Online travel agents are exploiting, misleading, and ripping off customers to such an extent an urgent top level probe is needed to police them, a Lords report warns.
Rigged pricing, fake reviews, doctored search options, and "intimidation" of hoteliers to stop them offering cheaper deals have all been identified as dodgy practices deployed in the burgeoning digital travel sector by the upper house's EU Committee.
Peers have insisted a rapid investigation by the Completions and Markets Authority is needed to bring the industry into line.
Committee chairman and Labour peer Lord Whitty said customers are getting a raw deal when they log on for travel bargains.
"We heard of an array of worrying practices by websites that simply aren't transparent enough and leave consumers vulnerable to exploitation - from fake reviews to personalised pricing, from baffling privacy agreements, to rigged displays of search results.
"The online travel agent sector is a particular concern. We heard that the use of price parity clauses, which require hotels to offer online travel agents their best price, stifled competition and harmed consumers.
"Even though some of these price restrictions have been banned, we heard allegations that online travel agents had intimidated hotels for offering better deals to their competitors.
"Witnesses described a number of practices by online travel agents intended to mislead consumers.
"The committee heard claims that online travel agents have intimidated hotels which gave better rates to their competitors and used deliberately misleading messages about vacancies, and so-called 'shell websites' which pretend to be the hotel website to take bookings at a higher rate.

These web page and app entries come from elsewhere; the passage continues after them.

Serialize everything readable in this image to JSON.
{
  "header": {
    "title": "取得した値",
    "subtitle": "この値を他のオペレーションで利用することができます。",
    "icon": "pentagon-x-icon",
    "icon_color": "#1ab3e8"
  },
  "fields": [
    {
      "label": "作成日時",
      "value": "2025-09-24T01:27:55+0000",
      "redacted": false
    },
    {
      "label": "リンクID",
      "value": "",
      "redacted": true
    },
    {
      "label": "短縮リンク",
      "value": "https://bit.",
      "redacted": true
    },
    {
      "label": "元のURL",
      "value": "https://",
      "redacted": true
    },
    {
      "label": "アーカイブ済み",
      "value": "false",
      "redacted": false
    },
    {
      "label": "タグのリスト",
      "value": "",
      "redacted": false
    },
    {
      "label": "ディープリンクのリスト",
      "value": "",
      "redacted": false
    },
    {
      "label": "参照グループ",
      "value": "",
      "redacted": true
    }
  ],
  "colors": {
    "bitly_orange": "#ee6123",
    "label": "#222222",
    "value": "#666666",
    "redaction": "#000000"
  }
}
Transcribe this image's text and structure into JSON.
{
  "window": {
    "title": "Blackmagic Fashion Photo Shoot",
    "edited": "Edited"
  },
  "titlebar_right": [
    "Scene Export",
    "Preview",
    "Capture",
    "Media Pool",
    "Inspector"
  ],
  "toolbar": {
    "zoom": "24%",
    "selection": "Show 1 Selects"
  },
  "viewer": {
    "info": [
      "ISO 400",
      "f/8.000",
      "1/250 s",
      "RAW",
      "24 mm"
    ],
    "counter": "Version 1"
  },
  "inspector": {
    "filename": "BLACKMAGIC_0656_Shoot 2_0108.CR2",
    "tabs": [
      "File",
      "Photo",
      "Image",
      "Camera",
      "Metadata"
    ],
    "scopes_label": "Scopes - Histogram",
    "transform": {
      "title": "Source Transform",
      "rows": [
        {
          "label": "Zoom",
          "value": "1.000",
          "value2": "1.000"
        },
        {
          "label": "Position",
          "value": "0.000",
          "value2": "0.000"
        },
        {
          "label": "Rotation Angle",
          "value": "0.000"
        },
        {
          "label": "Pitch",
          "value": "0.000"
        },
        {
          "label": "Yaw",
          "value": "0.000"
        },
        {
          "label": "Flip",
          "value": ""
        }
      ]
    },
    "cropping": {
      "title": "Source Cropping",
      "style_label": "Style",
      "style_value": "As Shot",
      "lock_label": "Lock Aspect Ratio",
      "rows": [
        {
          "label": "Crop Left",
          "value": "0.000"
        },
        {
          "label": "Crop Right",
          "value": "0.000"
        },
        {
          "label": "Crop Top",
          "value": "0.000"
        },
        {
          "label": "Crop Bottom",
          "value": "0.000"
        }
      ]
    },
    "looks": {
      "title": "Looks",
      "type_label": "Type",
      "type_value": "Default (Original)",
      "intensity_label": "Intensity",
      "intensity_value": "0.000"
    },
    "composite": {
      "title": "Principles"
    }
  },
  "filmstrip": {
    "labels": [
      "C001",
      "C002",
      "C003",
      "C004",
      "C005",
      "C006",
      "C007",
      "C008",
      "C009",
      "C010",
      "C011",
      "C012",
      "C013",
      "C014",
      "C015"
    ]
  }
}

"We urge the Competition and Markets Authority to carry out a rapid market investigation into this sector," Lord Whitty said.
The report warned online travel providers were offering "rigged prices", such as personalised pricing where online platforms use information provided, or revealed, by the consumer to determine an individual price for a particular item or service.
A traffic light-style, green, amber, red, kite-mark safety system should be forced on all EU websites and apps so customers can see which ones can be trusted most, the committee recommends.
The report calls for consumer protection laws to be updated to require online platforms to be transparent about how they rank and present search results, publish ratings and reviews, and when they use personal data from consumers to determine prices.
Collaborative and sharing economy platforms should also be clearer about their consumer protection obligations, peers demand.
The report states that Britain is uniquely poised to do well out of an EU-wide single digital market as 17 of the union's 40 so-called "unicorns" - tech start-ups valued at one billion US dollars - are based in the UK.
The committee, which has been investigating whether large online platforms, such as Google, Amazon, Uber, and Airbnb, operate above the law, said a new regulatory system was not needed as long as existing rules were updated and implemented properly.
The report said competition law is too slow to react to concerns about market dominance as it cited the European Commission's five year probe into Google.
The committee also called for the rules on mergers to be revamped to prevent large online platforms acquiring smaller competitors and escaping scrutiny by competition regulators because they fall below turnover thresholds.